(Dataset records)

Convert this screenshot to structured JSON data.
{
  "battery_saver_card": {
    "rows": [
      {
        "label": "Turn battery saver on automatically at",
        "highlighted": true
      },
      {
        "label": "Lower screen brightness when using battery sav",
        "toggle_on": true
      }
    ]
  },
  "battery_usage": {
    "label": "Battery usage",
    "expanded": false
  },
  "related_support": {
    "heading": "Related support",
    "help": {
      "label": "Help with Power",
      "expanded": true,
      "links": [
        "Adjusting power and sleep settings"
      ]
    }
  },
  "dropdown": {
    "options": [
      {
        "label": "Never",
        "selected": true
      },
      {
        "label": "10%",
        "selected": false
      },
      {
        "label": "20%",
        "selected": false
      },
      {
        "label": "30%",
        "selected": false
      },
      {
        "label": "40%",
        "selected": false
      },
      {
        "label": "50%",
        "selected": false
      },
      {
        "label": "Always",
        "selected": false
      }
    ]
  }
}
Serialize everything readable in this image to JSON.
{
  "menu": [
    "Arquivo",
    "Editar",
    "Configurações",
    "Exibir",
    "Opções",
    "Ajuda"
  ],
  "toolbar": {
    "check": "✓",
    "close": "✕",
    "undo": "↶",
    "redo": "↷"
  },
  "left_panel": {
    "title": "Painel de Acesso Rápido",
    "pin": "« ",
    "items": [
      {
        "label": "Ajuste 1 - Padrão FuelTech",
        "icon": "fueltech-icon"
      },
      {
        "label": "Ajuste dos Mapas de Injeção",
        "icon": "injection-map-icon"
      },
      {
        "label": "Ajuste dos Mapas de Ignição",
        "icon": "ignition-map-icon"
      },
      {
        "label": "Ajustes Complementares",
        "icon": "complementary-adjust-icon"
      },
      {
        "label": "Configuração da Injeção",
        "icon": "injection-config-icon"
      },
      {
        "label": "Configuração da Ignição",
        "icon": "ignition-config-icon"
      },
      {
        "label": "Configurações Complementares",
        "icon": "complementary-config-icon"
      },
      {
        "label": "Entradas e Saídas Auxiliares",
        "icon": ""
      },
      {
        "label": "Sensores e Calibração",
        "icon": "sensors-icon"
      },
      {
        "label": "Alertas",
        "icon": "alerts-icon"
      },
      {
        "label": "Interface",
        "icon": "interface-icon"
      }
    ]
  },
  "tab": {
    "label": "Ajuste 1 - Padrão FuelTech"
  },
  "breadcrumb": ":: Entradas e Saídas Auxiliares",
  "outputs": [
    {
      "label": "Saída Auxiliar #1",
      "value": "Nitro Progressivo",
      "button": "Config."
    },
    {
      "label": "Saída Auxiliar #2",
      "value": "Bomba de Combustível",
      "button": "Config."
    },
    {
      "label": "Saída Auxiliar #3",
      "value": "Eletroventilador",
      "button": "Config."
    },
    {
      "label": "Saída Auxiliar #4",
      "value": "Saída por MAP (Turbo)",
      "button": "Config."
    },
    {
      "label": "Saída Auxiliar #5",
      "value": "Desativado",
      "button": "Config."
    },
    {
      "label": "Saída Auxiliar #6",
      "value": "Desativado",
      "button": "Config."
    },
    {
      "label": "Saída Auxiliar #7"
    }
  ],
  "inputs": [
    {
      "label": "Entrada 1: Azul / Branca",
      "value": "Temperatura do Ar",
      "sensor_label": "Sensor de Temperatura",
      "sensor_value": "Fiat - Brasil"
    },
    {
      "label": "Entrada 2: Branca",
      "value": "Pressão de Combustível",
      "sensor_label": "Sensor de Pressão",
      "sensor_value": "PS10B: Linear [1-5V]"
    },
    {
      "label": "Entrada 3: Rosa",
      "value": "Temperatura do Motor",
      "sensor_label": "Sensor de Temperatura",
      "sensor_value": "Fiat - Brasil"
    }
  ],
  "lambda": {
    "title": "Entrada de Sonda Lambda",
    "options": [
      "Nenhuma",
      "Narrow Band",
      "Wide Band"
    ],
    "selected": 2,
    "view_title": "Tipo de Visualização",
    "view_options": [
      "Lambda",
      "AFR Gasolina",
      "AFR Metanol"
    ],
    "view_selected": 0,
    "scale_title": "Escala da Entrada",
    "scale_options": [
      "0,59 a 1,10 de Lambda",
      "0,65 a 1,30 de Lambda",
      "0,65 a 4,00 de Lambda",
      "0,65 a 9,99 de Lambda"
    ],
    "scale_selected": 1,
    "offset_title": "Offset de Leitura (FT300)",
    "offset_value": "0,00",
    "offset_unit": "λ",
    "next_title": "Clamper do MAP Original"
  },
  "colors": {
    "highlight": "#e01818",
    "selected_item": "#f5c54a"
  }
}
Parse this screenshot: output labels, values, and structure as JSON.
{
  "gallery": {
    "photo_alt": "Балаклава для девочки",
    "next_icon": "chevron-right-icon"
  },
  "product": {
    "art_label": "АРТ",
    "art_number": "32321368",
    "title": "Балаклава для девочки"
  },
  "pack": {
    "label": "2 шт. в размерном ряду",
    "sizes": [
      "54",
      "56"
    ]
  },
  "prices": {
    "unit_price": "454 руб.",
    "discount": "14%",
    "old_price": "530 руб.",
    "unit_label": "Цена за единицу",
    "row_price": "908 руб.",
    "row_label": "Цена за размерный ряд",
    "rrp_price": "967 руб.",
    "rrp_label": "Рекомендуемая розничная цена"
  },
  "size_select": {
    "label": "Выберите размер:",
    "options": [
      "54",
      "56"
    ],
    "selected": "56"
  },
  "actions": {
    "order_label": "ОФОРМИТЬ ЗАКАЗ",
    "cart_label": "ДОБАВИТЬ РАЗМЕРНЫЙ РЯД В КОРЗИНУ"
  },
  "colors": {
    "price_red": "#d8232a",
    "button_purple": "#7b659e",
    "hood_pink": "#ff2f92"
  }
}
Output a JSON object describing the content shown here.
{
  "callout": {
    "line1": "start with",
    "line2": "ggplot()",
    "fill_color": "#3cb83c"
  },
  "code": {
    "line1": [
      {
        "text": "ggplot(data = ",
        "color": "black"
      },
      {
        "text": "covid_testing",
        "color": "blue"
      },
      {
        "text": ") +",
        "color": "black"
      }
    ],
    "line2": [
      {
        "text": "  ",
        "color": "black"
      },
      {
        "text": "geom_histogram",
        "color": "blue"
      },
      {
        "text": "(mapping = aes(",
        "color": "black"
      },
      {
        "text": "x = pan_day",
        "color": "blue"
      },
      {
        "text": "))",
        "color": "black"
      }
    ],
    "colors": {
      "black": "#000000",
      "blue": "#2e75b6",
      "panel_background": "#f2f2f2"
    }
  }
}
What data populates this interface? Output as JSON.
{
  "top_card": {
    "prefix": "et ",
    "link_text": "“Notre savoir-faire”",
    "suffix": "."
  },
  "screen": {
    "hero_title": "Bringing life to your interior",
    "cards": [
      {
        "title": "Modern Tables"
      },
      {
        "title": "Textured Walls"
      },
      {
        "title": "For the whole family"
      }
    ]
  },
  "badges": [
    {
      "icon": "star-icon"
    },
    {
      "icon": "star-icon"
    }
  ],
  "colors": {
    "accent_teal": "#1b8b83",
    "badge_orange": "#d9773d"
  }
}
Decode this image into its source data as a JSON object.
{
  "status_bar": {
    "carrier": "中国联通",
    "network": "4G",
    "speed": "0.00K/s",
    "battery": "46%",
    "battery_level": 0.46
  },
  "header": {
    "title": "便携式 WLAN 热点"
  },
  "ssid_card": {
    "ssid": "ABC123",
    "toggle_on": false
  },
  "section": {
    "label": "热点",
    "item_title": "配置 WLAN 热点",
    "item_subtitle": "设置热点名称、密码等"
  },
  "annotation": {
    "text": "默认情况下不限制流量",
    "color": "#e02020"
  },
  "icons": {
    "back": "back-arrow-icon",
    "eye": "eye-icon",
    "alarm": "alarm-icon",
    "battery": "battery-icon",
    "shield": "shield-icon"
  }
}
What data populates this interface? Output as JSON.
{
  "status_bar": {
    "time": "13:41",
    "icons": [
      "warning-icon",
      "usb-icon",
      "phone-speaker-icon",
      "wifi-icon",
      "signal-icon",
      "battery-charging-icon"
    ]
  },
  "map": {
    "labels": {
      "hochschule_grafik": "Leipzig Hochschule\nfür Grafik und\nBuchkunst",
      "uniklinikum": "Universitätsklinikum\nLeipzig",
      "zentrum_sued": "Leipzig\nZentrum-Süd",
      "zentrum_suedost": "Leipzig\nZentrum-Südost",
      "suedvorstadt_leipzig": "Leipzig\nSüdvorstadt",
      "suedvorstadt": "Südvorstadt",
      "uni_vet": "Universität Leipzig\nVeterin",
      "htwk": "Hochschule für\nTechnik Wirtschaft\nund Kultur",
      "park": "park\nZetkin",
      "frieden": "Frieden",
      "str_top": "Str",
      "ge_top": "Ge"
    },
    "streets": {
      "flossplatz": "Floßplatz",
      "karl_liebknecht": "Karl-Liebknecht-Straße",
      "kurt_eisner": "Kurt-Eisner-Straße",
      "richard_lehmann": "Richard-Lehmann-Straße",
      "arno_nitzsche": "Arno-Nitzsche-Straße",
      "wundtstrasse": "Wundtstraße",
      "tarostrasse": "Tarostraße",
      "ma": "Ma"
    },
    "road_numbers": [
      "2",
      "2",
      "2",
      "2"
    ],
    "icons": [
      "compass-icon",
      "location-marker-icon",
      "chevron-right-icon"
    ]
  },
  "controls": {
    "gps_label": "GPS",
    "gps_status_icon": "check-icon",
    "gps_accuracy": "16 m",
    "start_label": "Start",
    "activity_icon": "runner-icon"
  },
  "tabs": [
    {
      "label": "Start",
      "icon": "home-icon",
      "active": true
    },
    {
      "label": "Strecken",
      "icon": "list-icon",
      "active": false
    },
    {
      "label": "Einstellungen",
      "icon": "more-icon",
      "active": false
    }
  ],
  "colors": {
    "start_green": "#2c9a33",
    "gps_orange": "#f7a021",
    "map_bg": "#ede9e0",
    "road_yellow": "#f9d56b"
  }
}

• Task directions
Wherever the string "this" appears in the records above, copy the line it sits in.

• Answer section
Convert this screenshot to structured JSON data.
Serialize everything readable in this image to JSON.
Parse this screenshot: output labels, values, and structure as JSON.
What data populates this interface? Output as JSON.
Decode this image into its source data as a JSON object.
What data populates this interface? Output as JSON.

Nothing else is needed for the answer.